In mid May I received a letter saying, once again, my chapbook was a finalist. Of course, I was excited and looked forward to the reading, but I was also perplexed as to how I could revise the collection to make it stronger, how I could identify the places where it fell short. At this point, instead of looking at the collection as simply a group of convent poems tightly related by theme, I began to view the chapbook as telling a cohesive story about a woman who entered the convent, struggled with her vocation, made the decision to leave, and what it was like for her to re-enter society. I rearranged the 2005 version and, in the process, discovered that there were holes in the story, areas I needed to work on so that the narrative had smoother transitions and a consistent voice. And here, I had to give myself permission to be creative with my own story. I have always struggled with the idea of integrity in writing poems, that I must be true to my experience as it exactly happened, but I finally realized that I am neither a non-fiction writer nor a creative non-fiction writer—poetry does not have such restrictions. I decided to play with my personal story, to take a risk. What would my mother think when she read a poem in which I disrobe in the confessional, seduce a priest? I think loosening up my attitude about staying precisely true to the facts led to a dynamic tension in the collection. The poems flirted with the sacred boundary of religious disrespect. It became clear that mingling sex and God in a single poem either brings out laughter or indignant anger in the reader and both delight me.

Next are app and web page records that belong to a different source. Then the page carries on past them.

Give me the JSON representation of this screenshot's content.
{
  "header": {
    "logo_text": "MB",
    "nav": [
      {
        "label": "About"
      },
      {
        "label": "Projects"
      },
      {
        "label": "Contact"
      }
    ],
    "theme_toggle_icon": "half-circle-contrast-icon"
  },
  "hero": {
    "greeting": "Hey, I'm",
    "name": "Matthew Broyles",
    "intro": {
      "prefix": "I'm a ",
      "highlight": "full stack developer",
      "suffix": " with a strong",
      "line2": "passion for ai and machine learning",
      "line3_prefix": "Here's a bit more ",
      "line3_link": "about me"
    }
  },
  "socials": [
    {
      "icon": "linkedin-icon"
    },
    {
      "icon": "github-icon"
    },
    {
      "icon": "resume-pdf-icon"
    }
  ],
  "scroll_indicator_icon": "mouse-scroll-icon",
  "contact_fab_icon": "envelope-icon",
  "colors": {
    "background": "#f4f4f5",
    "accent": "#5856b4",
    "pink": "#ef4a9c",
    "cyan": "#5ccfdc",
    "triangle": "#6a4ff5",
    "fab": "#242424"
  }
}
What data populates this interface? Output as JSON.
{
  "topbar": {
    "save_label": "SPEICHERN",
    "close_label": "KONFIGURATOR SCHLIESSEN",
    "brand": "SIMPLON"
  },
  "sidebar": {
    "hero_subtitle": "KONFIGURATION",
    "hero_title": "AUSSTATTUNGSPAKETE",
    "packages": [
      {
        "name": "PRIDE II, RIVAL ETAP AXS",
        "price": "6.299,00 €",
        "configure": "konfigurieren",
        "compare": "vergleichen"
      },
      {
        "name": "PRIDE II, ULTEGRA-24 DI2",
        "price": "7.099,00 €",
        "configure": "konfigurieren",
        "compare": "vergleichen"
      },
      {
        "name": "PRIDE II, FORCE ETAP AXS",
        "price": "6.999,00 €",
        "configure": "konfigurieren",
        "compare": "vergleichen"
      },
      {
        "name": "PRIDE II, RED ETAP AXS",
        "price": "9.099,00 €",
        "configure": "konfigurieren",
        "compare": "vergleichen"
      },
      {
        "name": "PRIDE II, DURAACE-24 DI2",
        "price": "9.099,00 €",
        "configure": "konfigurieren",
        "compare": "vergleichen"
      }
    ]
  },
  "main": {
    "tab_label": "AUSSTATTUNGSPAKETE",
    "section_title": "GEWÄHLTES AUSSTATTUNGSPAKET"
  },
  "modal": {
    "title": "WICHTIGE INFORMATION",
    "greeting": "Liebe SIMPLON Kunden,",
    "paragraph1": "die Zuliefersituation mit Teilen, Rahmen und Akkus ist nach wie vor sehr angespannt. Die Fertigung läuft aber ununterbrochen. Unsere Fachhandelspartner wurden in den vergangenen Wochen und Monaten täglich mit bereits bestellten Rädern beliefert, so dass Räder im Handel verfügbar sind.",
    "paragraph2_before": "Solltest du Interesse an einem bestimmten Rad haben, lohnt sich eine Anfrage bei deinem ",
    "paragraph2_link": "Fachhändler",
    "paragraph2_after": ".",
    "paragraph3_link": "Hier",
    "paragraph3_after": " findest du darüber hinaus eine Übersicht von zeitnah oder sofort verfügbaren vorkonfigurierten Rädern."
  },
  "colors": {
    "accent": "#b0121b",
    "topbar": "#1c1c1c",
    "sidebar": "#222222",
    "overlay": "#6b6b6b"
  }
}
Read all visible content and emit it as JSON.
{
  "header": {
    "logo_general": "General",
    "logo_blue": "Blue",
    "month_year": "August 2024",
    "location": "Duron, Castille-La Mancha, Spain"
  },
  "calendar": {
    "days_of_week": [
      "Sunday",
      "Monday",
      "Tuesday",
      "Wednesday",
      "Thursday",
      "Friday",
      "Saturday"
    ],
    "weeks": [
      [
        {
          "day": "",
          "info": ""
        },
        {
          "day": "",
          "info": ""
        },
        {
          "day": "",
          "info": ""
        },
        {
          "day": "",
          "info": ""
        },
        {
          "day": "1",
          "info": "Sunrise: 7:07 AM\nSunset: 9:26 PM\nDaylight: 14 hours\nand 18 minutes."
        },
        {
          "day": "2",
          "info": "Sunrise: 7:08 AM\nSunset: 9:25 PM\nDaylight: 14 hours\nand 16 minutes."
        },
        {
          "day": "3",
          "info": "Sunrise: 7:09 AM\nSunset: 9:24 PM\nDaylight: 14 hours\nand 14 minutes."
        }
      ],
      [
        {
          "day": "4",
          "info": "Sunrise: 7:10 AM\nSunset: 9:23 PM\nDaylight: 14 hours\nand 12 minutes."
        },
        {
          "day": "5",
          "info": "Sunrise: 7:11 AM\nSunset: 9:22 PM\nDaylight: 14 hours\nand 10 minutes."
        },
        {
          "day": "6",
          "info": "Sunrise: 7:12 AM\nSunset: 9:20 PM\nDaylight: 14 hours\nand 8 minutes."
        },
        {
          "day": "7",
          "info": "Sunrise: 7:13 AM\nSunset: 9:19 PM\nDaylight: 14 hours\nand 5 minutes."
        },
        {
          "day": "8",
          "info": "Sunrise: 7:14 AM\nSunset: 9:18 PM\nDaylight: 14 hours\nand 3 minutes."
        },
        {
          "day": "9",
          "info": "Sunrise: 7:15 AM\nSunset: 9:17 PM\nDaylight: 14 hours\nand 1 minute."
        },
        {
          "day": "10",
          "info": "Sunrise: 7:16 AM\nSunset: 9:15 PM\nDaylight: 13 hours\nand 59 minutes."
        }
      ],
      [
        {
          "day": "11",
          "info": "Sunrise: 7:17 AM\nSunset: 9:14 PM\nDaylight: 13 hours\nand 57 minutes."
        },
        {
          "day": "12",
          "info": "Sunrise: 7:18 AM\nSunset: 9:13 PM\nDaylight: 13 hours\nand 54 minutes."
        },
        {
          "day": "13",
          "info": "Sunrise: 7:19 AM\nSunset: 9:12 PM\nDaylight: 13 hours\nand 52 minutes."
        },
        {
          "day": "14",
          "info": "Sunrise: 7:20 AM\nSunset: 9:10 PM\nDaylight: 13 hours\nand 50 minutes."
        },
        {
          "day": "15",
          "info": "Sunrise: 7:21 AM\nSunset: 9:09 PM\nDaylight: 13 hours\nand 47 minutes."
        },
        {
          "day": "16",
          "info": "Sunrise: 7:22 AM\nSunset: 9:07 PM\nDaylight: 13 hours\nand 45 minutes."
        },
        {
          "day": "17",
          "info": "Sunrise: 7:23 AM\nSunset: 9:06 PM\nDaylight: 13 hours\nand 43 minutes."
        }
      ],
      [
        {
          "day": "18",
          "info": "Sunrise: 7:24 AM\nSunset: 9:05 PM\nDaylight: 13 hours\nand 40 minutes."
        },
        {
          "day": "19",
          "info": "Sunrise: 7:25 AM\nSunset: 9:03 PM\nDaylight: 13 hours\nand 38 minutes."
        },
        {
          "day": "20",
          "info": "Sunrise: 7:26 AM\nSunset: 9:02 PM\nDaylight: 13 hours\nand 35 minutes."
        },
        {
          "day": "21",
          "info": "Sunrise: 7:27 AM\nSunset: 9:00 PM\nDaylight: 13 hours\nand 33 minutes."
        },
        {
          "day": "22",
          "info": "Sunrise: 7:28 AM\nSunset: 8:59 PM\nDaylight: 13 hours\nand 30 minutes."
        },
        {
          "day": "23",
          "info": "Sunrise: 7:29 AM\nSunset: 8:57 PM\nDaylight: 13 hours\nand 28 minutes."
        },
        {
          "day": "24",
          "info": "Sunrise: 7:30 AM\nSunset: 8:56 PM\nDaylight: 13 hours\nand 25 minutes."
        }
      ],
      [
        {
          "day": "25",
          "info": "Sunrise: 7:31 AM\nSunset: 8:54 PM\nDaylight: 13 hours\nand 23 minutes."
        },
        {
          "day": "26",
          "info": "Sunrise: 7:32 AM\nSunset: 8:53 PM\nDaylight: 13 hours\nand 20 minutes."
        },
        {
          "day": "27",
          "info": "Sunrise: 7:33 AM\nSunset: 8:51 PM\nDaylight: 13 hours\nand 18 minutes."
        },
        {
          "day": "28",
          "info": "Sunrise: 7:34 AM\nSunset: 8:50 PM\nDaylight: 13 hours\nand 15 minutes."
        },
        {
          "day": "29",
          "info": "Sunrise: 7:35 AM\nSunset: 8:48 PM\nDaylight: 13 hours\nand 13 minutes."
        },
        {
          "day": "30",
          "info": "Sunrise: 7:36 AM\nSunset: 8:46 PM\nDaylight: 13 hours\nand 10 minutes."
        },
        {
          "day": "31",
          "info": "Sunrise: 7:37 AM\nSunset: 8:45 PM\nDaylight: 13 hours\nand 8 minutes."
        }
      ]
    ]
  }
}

In February of 2006 I sent this new version of my chapbook to the Floating Bridge competition and in April, I received news from Susan Rich that my chapbook had won. Yes! In the following weeks, I worked closely with Ted McMahon in the editing process before the manuscript was sent to the printer. I appreciate the amount of input I had, not only in catching errors in the final draft, but also in being consulted when any changes were considered and even being asked about the color of ink. By this time, my chapbook had become like a child to me, and I was delighted to be allowed to hold its hand as it grew into a real book. Now that the collection is published, I have found the Floating Bridge editors to be extremely helpful in setting up readings for me and in getting the word out that the chapbook is available for purchase. And lastly, I am simply grateful to Floating Bridge for publishing a book about an ex-nun! I had several editors from other presses return my manuscript with little notes indicating my collection was too “pious” or too “offensive.”

Thank you, Floating Bridge!

Annette Spaulding-Convy
Author of In the Convent We Become Clouds
Winner of the 2006 Floating Bridge Chapbook Award